§ **Items from a dataset**
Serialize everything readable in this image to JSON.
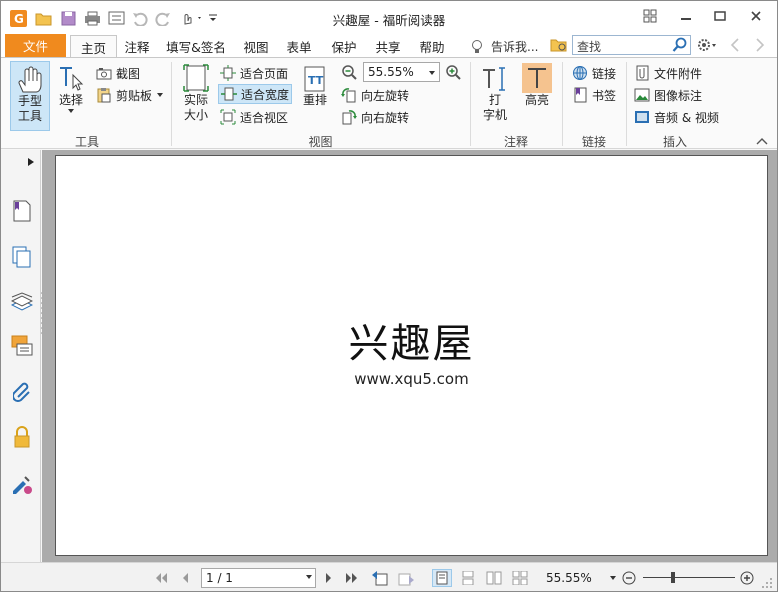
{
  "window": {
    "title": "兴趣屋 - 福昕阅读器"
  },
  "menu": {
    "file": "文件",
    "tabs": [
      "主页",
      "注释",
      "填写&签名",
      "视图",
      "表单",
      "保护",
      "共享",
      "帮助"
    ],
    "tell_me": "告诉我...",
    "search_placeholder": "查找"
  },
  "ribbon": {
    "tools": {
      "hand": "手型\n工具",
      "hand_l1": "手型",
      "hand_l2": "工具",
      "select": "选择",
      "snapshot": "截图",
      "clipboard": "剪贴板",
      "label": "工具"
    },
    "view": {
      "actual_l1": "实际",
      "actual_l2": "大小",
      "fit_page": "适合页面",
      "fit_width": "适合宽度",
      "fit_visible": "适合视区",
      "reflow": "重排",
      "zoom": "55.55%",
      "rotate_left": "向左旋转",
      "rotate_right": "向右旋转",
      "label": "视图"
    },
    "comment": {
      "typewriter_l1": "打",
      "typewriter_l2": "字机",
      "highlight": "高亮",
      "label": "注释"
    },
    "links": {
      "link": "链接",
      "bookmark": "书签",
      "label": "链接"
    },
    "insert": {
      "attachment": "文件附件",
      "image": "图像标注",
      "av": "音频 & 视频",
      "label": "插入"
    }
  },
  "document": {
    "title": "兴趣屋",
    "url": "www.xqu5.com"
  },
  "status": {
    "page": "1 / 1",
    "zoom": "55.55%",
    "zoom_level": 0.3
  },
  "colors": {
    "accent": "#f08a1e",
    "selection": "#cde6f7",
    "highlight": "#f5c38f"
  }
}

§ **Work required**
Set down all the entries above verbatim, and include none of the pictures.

§ **Task response**
Serialize everything readable in this image to JSON.
{
  "window": {
    "title": "兴趣屋 - 福昕阅读器"
  },
  "menu": {
    "file": "文件",
    "tabs": [
      "主页",
      "注释",
      "填写&签名",
      "视图",
      "表单",
      "保护",
      "共享",
      "帮助"
    ],
    "tell_me": "告诉我...",
    "search_placeholder": "查找"
  },
  "ribbon": {
    "tools": {
      "hand": "手型\n工具",
      "hand_l1": "手型",
      "hand_l2": "工具",
      "select": "选择",
      "snapshot": "截图",
      "clipboard": "剪贴板",
      "label": "工具"
    },
    "view": {
      "actual_l1": "实际",
      "actual_l2": "大小",
      "fit_page": "适合页面",
      "fit_width": "适合宽度",
      "fit_visible": "适合视区",
      "reflow": "重排",
      "zoom": "55.55%",
      "rotate_left": "向左旋转",
      "rotate_right": "向右旋转",
      "label": "视图"
    },
    "comment": {
      "typewriter_l1": "打",
      "typewriter_l2": "字机",
      "highlight": "高亮",
      "label": "注释"
    },
    "links": {
      "link": "链接",
      "bookmark": "书签",
      "label": "链接"
    },
    "insert": {
      "attachment": "文件附件",
      "image": "图像标注",
      "av": "音频 & 视频",
      "label": "插入"
    }
  },
  "document": {
    "title": "兴趣屋",
    "url": "www.xqu5.com"
  },
  "status": {
    "page": "1 / 1",
    "zoom": "55.55%",
    "zoom_level": 0.3
  },
  "colors": {
    "accent": "#f08a1e",
    "selection": "#cde6f7",
    "highlight": "#f5c38f"
  }
}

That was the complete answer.